The disconnect between what Democrats are saying about Iraq and what is actually happening there has reached grotesque proportions. Democrats won in 2006 pledging withdrawal at a time when conditions in Iraq were dire and we were losing the war. Two years later, when everything is changed, they continue to reflexively repeat their “narrative of defeat and retreat” (as Joe Lieberman called it) as if nothing has changed.

It is a position so utterly untenable that John McCain must seize the opportunity and, contrary to conventional wisdom, make the Iraq war the central winning plank of his campaign. Yes, Americans are war-weary. Yes, most think we should not have engaged in the first place.

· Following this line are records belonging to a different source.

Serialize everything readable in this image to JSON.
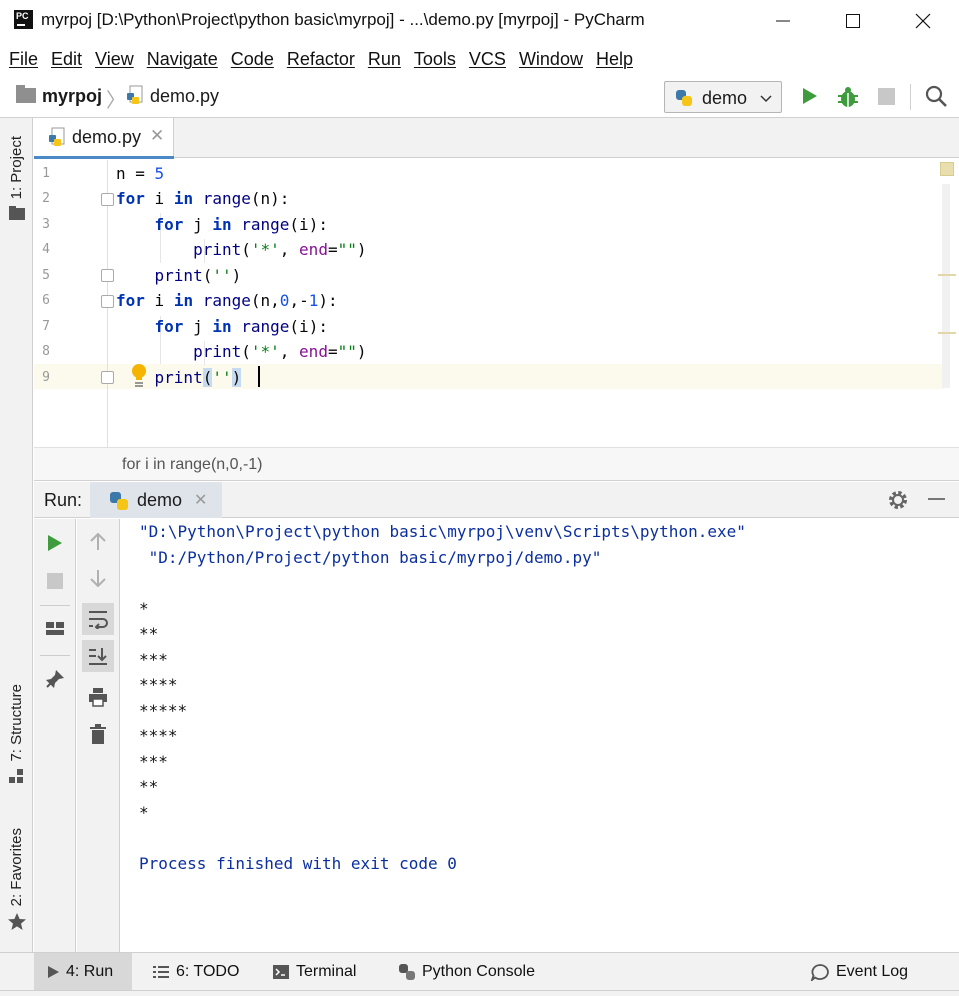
{
  "window": {
    "logo_text": "PC",
    "title": "myrpoj [D:\\Python\\Project\\python basic\\myrpoj] - ...\\demo.py [myrpoj] - PyCharm"
  },
  "menu": [
    "File",
    "Edit",
    "View",
    "Navigate",
    "Code",
    "Refactor",
    "Run",
    "Tools",
    "VCS",
    "Window",
    "Help"
  ],
  "navbar": {
    "project": "myrpoj",
    "file": "demo.py",
    "run_config": "demo"
  },
  "sidebar": {
    "project_tab": "1: Project",
    "structure_tab": "7: Structure",
    "favorites_tab": "2: Favorites"
  },
  "editor": {
    "tab_label": "demo.py",
    "line_numbers": [
      "1",
      "2",
      "3",
      "4",
      "5",
      "6",
      "7",
      "8",
      "9"
    ],
    "breadcrumb": "for i in range(n,0,-1)",
    "current_line": 9
  },
  "run_panel": {
    "title": "Run:",
    "tab_label": "demo",
    "command_line_1": "\"D:\\Python\\Project\\python basic\\myrpoj\\venv\\Scripts\\python.exe\"",
    "command_line_2": " \"D:/Python/Project/python basic/myrpoj/demo.py\"",
    "output": [
      "*",
      "**",
      "***",
      "****",
      "*****",
      "****",
      "***",
      "**",
      "*"
    ],
    "exit_message": "Process finished with exit code 0"
  },
  "bottom_tabs": {
    "run": "4: Run",
    "todo": "6: TODO",
    "terminal": "Terminal",
    "python_console": "Python Console",
    "event_log": "Event Log"
  },
  "colors": {
    "keyword": "#0033b3",
    "string": "#067d17",
    "number": "#1750eb",
    "console_command": "#0b2f9e",
    "run_green": "#3e9c3e",
    "tab_underline": "#4a88c7"
  }
}
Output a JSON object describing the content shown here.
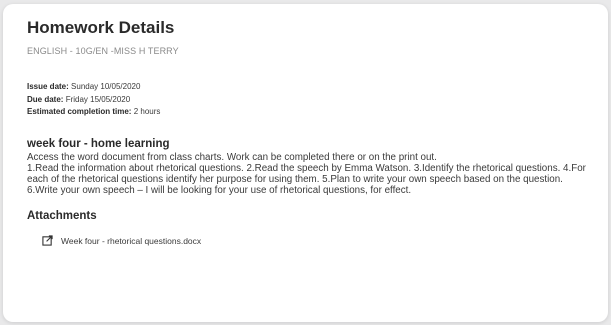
{
  "homework": {
    "title": "Homework Details",
    "subtitle": "ENGLISH - 10G/EN -MISS H TERRY",
    "issue_label": "Issue date:",
    "issue_value": "Sunday 10/05/2020",
    "due_label": "Due date:",
    "due_value": "Friday 15/05/2020",
    "completion_label": "Estimated completion time:",
    "completion_value": "2 hours"
  },
  "task": {
    "title": "week four - home learning",
    "paragraph1": "Access the word document from class charts. Work can be completed there or on the print out.",
    "paragraph2": "1.Read the information about rhetorical questions. 2.Read the speech by Emma Watson. 3.Identify the rhetorical questions. 4.For each of the rhetorical questions identify her purpose for using them. 5.Plan to write your own speech based on the question. 6.Write your own speech – I will be looking for your use of rhetorical questions, for effect."
  },
  "attachments": {
    "title": "Attachments",
    "items": [
      {
        "label": "Week four - rhetorical questions.docx",
        "icon": "external-link-icon"
      }
    ]
  }
}
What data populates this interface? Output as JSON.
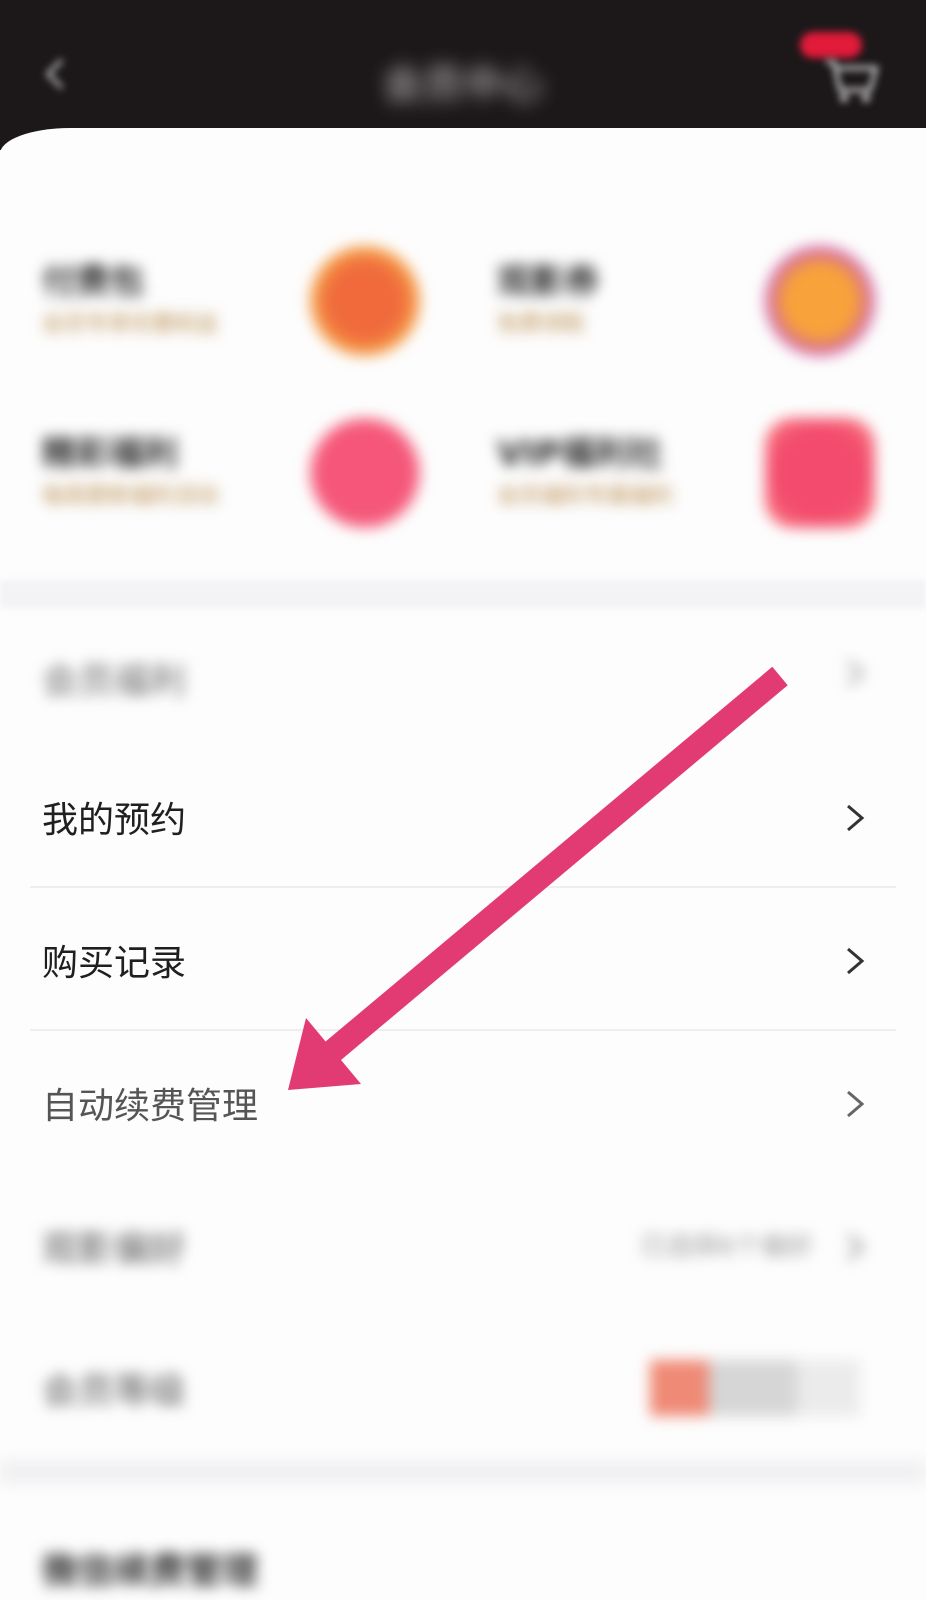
{
  "header": {
    "title": "会员中心"
  },
  "benefits": [
    {
      "title": "付费包",
      "subtitle": "会员专享优惠权益",
      "icon": "coin-icon",
      "color": "#f06a3c"
    },
    {
      "title": "观影券",
      "subtitle": "免费领取",
      "icon": "ticket-icon",
      "color": "#f7a23a"
    },
    {
      "title": "精彩福利",
      "subtitle": "每周更新福利活动",
      "icon": "gift-icon",
      "color": "#f5567a"
    },
    {
      "title": "VIP福利社",
      "subtitle": "会员福利专属福利",
      "icon": "club-icon",
      "color": "#f34b6d"
    }
  ],
  "menu": {
    "item_blur_top": "会员福利",
    "reservation": "我的预约",
    "purchase_history": "购买记录",
    "auto_renew": "自动续费管理",
    "item_blur_1": "观影偏好",
    "item_blur_1_value": "已选择6个偏好",
    "item_blur_2": "会员等级",
    "item_blur_3": "微信续费管理"
  },
  "annotation": {
    "arrow_color": "#e23a72"
  }
}
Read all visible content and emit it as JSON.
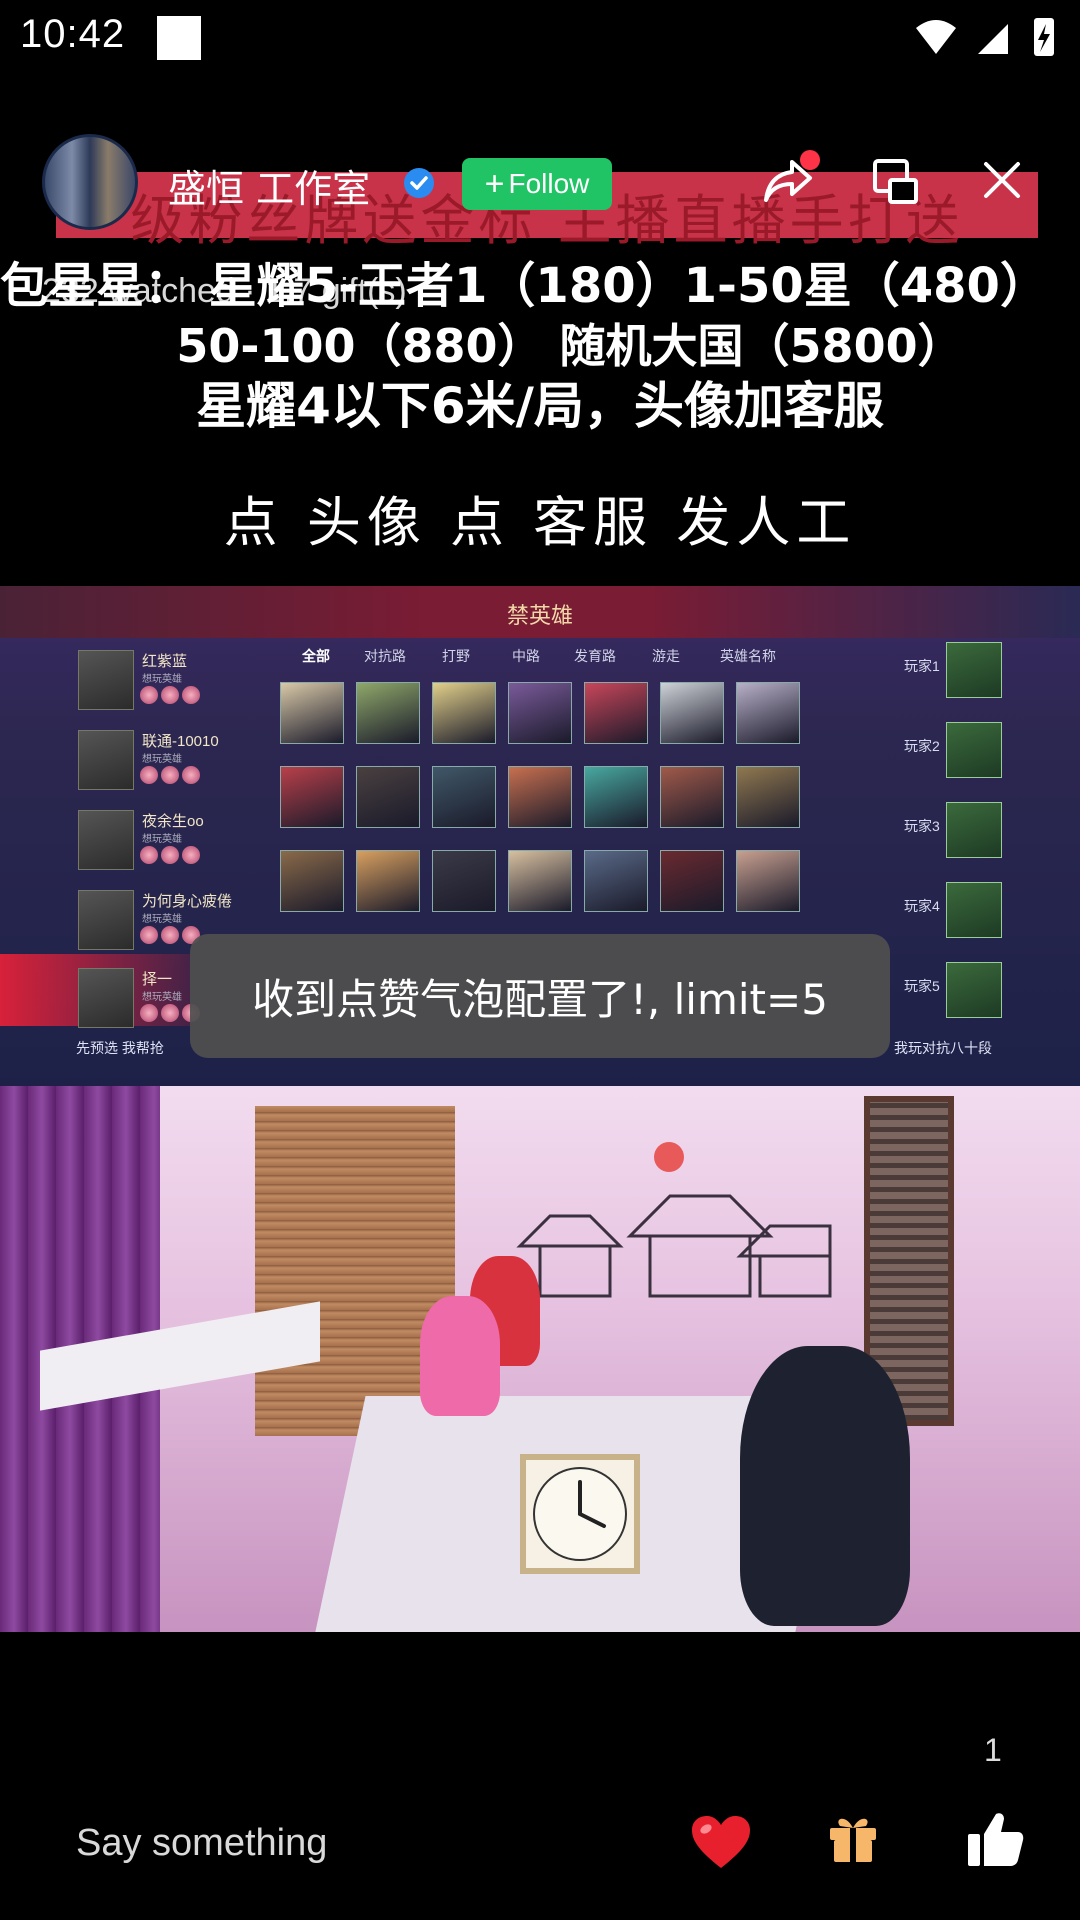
{
  "status_bar": {
    "time": "10:42"
  },
  "banner": {
    "red_text": "级粉丝牌送金标  主播直播手打送",
    "line1": "包星星：  星耀5-王者1（180）1-50星（480）",
    "line2": "50-100（880）  随机大国（5800）",
    "line3": "星耀4以下6米/局，头像加客服",
    "line4": "点  头像  点  客服   发人工"
  },
  "host": {
    "name": "盛恒 工作室",
    "follow_label": "Follow",
    "stats": "232 watched · 1.7 gift(s)"
  },
  "game": {
    "title": "禁英雄",
    "tabs": [
      "全部",
      "对抗路",
      "打野",
      "中路",
      "发育路",
      "游走",
      "英雄名称"
    ],
    "players_left": [
      {
        "name": "红紫蓝",
        "sub": "想玩英雄"
      },
      {
        "name": "联通-10010",
        "sub": "想玩英雄"
      },
      {
        "name": "夜余生oo",
        "sub": "想玩英雄"
      },
      {
        "name": "为何身心疲倦",
        "sub": "想玩英雄"
      },
      {
        "name": "择一",
        "sub": "想玩英雄"
      }
    ],
    "players_right": [
      "玩家1",
      "玩家2",
      "玩家3",
      "玩家4",
      "玩家5"
    ],
    "bottom_left": "先预选    我帮抢",
    "bottom_right": "我玩对抗八十段"
  },
  "toast": {
    "message": "收到点赞气泡配置了!, limit=5"
  },
  "bottom": {
    "like_count": "1",
    "comment_placeholder": "Say something"
  },
  "icons": {
    "verified": "verified-badge-icon",
    "share": "share-icon",
    "pip": "picture-in-picture-icon",
    "close": "close-icon",
    "heart": "heart-icon",
    "gift": "gift-icon",
    "like": "thumbs-up-icon"
  },
  "colors": {
    "follow_bg": "#20c464",
    "banner_red": "#c8334a",
    "notify_dot": "#ff3347",
    "toast_bg": "#505050"
  }
}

But McCain's case is simple. Is not Obama's central mantra that this election is about the future, not the past? Obama promises that upon his inauguration, he will order the Joint Chiefs to bring him a plan for withdrawal from Iraq within 16 months. McCain says that upon his inauguration, he'll ask the Joint Chiefs for a plan for continued and ultimate success.

The choice could not be more clearly drawn. The Democrats' one objective in Iraq is withdrawal. McCain's one objective is victory.

Winning on all fronts

Iraq is a three-front war – against Sunni al-Qaida, against Shiite militias and against Iranian hegemony – and we are winning on every front.

We did not go into Iraq to fight al-Qaida, but al-Qaida chose to turn it into the central front in its war against America. That choice turned into an al-Qaida fiasco: al-Qaida in Iraq is now on the run and in the midst of stunning and humiliating defeat.

As for the Shiite extremists, the Mahdi Army is isolated and at its weakest point in years. Its sponsor, Iran, has suffered major setbacks, not only in Basra but also in Iraqi public opinion.

Even the most expansive American objective – establishing a representative government that is an ally against jihadists – is within sight.

Obama would forfeit every one of these successes to a policy of unconditional withdrawal. If McCain cannot take to the American people the case for the folly of that policy, he will not be president. Nor should he be.

Give the speech, senator.